Whether you are a highly motivated startupper with a great idea who is looking for an investor to make it real or you are that investor, you know how crucial a good network is. New opportunities come often from personal relationships and sharing ideas and experiences with your peers is a good strategy to reduce the risks during the startup phase. This is why networking is critical.
You also know that networking is a time-consuming activity and time is money; resources are always limited. Figuring out your network value is often a blind shot. It would be great if you had a tool that measures the value of your network, your competitors’ network, or the company you are thinking to invest in.
This is why we invented LAB.
How LAB works
In collaboration with the Complex Systems Networks Group at Queen Mary University of London,we have scanned the entire USA startup ecosystem which amounts of more than 100,000 companies.
Starting form the data we have collected from CrunchBase.com, “the world’s most comprehensive open dataset of startup activity”, we constructed the global network of interactions between companies and created the map of the USA startup ecosystem, as shown in the figure:
In this network each node is a startup and two startups are connected if they share at least one individual which has (or had) a role in both companies.
For instance, Dropbox and Facebook are connected because they share a couple of employees and advisors. The links represent thus the potential interactions which facilitate the flow of knowledge, know how, ideas, and business opportunities. The nodes at the periphery are startups weakly connected to the ecosystem while the big players (Google, Ebay, Facebook, etc..) are placed at the core of the map, but you cannot make a great use of such a complex diagram.
Our effort has been devoted to create a “compass” and to define some “coordinates” to understand and navigate through these kind of network maps. We call these coordinates network maturity and network efficiency.
◦ The network maturity reflects how well a company is embedded and connected in the core of the startup ecosystem and it is formally computed as k-core value;
◦ The network efficiency reflects how close a company is to central cores of the ecosystem and it is formally computed as closeness centrality.
In LAB we have ‘exploded’ the map into a cartesian diagram where companies are positioned according to the two above-mentioned values.
Moving from left to right, companies are sorted accordingly to their network maturity. Moving from bottom to top, companies are sorted accordingly to their network efficiency.
How well this strategy of analysis performs?
Actually, this is the good news. It is impressive to see how this map identifies among the best companies (top-right) well-known names such as Google, Yahoo, Apple, eBay, Intel, Paypal, Linkedin. Alongside world-known names, we also spotted less famous companies which still report notable revenues such as Intuit ($4.5 billion annual revenue), and Yammer – the enterprise social network – acquired by Microsoft in 2012 after a $140 million funding.
So far, we have dealt with big companies, but what about your startup? What is its position on the map?

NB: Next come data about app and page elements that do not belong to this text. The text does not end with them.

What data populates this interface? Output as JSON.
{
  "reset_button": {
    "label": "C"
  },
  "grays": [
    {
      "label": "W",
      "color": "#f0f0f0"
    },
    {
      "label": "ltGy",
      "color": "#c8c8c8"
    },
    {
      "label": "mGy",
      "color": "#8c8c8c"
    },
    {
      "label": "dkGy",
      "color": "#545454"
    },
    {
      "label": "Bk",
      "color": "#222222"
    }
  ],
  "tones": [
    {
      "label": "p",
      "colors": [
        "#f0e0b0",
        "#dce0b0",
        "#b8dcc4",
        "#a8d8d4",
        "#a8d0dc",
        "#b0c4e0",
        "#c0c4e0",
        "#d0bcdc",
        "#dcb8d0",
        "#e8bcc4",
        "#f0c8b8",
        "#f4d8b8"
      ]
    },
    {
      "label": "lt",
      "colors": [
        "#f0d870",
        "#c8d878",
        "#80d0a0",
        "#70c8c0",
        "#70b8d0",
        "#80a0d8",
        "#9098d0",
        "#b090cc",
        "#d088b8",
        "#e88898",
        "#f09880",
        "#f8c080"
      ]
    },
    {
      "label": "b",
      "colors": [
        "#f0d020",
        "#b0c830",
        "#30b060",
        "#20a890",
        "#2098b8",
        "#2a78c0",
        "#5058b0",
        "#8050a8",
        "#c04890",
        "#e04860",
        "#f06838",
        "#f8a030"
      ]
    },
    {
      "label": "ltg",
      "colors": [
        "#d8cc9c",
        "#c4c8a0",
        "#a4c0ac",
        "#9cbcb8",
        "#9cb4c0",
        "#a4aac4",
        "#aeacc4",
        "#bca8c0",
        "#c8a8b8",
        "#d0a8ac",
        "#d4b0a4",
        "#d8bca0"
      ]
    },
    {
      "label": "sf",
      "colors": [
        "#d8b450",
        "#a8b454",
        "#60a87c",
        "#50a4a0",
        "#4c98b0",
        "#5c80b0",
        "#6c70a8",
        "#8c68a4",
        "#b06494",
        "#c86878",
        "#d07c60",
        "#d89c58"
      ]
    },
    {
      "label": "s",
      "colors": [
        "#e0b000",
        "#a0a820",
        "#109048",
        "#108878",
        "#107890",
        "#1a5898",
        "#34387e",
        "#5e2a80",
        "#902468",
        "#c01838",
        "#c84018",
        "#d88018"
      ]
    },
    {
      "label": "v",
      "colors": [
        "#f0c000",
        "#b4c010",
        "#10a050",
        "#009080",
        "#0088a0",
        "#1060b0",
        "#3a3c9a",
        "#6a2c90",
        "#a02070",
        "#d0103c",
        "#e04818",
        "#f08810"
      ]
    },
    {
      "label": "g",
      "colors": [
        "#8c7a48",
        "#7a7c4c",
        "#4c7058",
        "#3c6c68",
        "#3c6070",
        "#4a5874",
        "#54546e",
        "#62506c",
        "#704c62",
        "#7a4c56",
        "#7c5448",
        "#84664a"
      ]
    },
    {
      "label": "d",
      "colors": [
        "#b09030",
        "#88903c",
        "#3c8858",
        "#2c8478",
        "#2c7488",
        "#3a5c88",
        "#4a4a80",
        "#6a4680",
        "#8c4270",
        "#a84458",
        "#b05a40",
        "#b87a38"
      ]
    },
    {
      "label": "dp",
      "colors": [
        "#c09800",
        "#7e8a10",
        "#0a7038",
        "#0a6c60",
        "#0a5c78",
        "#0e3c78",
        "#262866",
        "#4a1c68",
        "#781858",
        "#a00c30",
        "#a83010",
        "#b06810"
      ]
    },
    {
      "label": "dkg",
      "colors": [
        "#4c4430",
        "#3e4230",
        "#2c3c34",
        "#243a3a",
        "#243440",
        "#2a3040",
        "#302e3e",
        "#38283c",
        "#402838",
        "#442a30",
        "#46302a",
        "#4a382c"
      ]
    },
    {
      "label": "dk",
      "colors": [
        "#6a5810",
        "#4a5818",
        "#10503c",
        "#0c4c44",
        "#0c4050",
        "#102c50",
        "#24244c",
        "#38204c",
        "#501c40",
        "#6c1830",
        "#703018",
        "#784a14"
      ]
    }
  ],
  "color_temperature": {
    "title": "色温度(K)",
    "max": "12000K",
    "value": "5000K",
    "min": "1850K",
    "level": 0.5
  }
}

With LAB you can easily single out and compare the best potential partners that will allow you mix and mingle with the big guys.
What is more, we are also monitoring over time the network position of companies and we will promptly identify and report promising start-ups who are breaking fastly towards the center of the network.
If you are interested in knowing more and giving us feedback (we would love it!) drop us a line at